On Nov. 22, Mayor Jim Kenney announced the formation of a Task Force to combat the opioid epidemic in Philadelphia. The epidemic of abuse, addiction and overdose from opioids is a national crisis that now claims the lives of more than 28,000 Americans each year. Philadelphia is projected to have 840 drug overdose deaths in 2016, an increase from 2013 and nearly three times the number of homicides in the city. Eighty percent of those overdose deaths will involve opioids, including prescription painkillers, heroin, and fentanyl.

“The opioid epidemic has been taking lives, destroying families and undermining the quality of life of Philadelphians across the city,” said Mayor Jim Kenney. “This is a significant social and public health challenge requiring a comprehensive, citywide approach.”

The task force will be co-chaired by two City Commissioners, Arthur C. Evans, Jr., Ph.D., Department of Behavioral Health and Intellectual disAbility Services and Dr. Thomas Farley, Department of Public Health.
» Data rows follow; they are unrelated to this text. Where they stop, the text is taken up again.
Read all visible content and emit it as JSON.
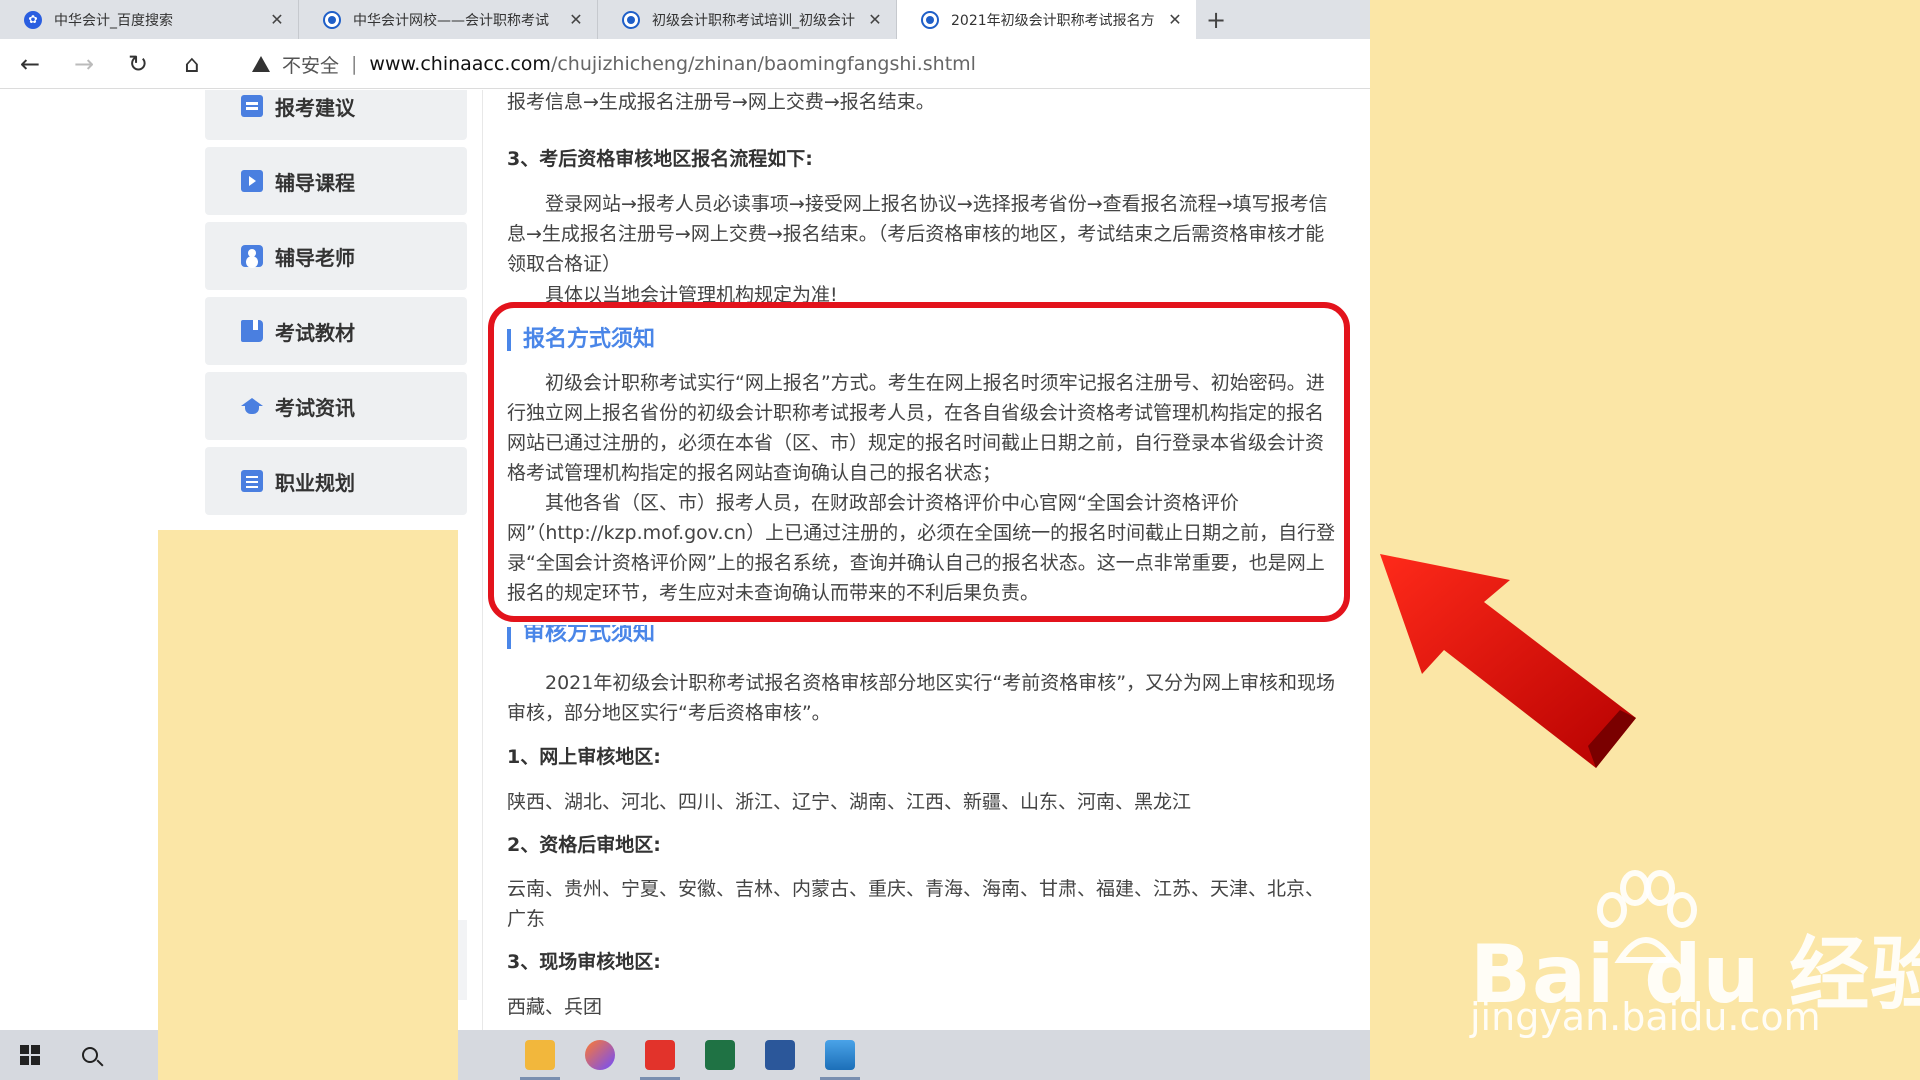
{
  "tabs": [
    {
      "title": "中华会计_百度搜索",
      "icon": "baidu-paw-icon"
    },
    {
      "title": "中华会计网校——会计职称考试",
      "icon": "chinaacc-icon"
    },
    {
      "title": "初级会计职称考试培训_初级会计",
      "icon": "chinaacc-icon"
    },
    {
      "title": "2021年初级会计职称考试报名方",
      "icon": "chinaacc-icon"
    }
  ],
  "address": {
    "security": "不安全",
    "host": "www.chinaacc.com",
    "path": "/chujizhicheng/zhinan/baomingfangshi.shtml"
  },
  "sidebar": {
    "items": [
      {
        "label": "报考建议",
        "icon": "chat-icon"
      },
      {
        "label": "辅导课程",
        "icon": "video-icon"
      },
      {
        "label": "辅导老师",
        "icon": "user-icon"
      },
      {
        "label": "考试教材",
        "icon": "book-icon"
      },
      {
        "label": "考试资讯",
        "icon": "cap-icon"
      },
      {
        "label": "职业规划",
        "icon": "list-icon"
      }
    ]
  },
  "content": {
    "line_top": "报考信息→生成报名注册号→网上交费→报名结束。",
    "sub3": "3、考后资格审核地区报名流程如下:",
    "para_after": "登录网站→报考人员必读事项→接受网上报名协议→选择报考省份→查看报名流程→填写报考信息→生成报名注册号→网上交费→报名结束。（考后资格审核的地区，考试结束之后需资格审核才能领取合格证）",
    "para_local": "具体以当地会计管理机构规定为准!",
    "section1_title": "报名方式须知",
    "section1_p1": "初级会计职称考试实行“网上报名”方式。考生在网上报名时须牢记报名注册号、初始密码。进行独立网上报名省份的初级会计职称考试报考人员，在各自省级会计资格考试管理机构指定的报名网站已通过注册的，必须在本省（区、市）规定的报名时间截止日期之前，自行登录本省级会计资格考试管理机构指定的报名网站查询确认自己的报名状态；",
    "section1_p2": "其他各省（区、市）报考人员，在财政部会计资格评价中心官网“全国会计资格评价网”（http://kzp.mof.gov.cn）上已通过注册的，必须在全国统一的报名时间截止日期之前，自行登录“全国会计资格评价网”上的报名系统，查询并确认自己的报名状态。这一点非常重要，也是网上报名的规定环节，考生应对未查询确认而带来的不利后果负责。",
    "section2_title": "审核方式须知",
    "section2_p1": "2021年初级会计职称考试报名资格审核部分地区实行“考前资格审核”，又分为网上审核和现场审核，部分地区实行“考后资格审核”。",
    "online_head": "1、网上审核地区:",
    "online_list": "陕西、湖北、河北、四川、浙江、辽宁、湖南、江西、新疆、山东、河南、黑龙江",
    "post_head": "2、资格后审地区:",
    "post_list": "云南、贵州、宁夏、安徽、吉林、内蒙古、重庆、青海、海南、甘肃、福建、江苏、天津、北京、广东",
    "onsite_head": "3、现场审核地区:",
    "onsite_list": "西藏、兵团"
  },
  "watermark": {
    "brand": "Bai du 经验",
    "sub": "jingyan.baidu.com"
  },
  "colors": {
    "highlight": "#e3131c",
    "section_title": "#4a86e8",
    "background": "#fbe6a6"
  }
}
It will be comprised of 16 members with representatives from a broad section of stakeholders who are affected by the epidemic including representatives from all relevant city departments and city council, addiction experts, researchers, physicians, business and community groups, persons with lived experience, state and federal government, and law enforcement.

“Virtually everyone selected to serve on this task force has been immersed in this issue for a long time taking aggressive and strategic action to combat it but our efforts have been too fragmented,” said Arthur C. Evans, Jr., Ph.D., Commissioner of DBHIDS. “Coming together as a single unit will allow us to harness our collective expertise and put us in a stronger position to make an impact in response to an unprecedented epidemic that for multiple years has claimed more lives in Philadelphia than gun violence.”

This summer, commissioners Evans and Farley issued a city wide warning that a dangerous heroin laced with the powerful painkiller fentanyl was circulating in Philadelphia. The drug combo killed at least 28 people between March 3 and April 20. Fentanyl, an extremely potent opioid is 100 times stronger than morphine. “We need everyone to help us solve this problem by reducing the number of people who become addicted, getting people who are addicted into treatment, and preventing fatal overdose in users who are not yet in treatment” said Health Commissioner, Dr. Thomas Farley.

The Task force will work through five sub-committees that will include additional members:

  1. Comprehensive data collection and sharing
  2. Public education and prevention strategies
  3. Justice system, law enforcement, and first responders
  4. Service access, best practices, and treatment providers
  5. Overdose prevention and harm reduction

The task force will meet semimonthly for three months starting Jan. 11. They are charged with developing a comprehensive and coordinated plan to reduce opioid abuse, dependence and overdose in Philadelphia and draft a report of findings and recommendations for action to the Mayor within 90 days of their first meeting.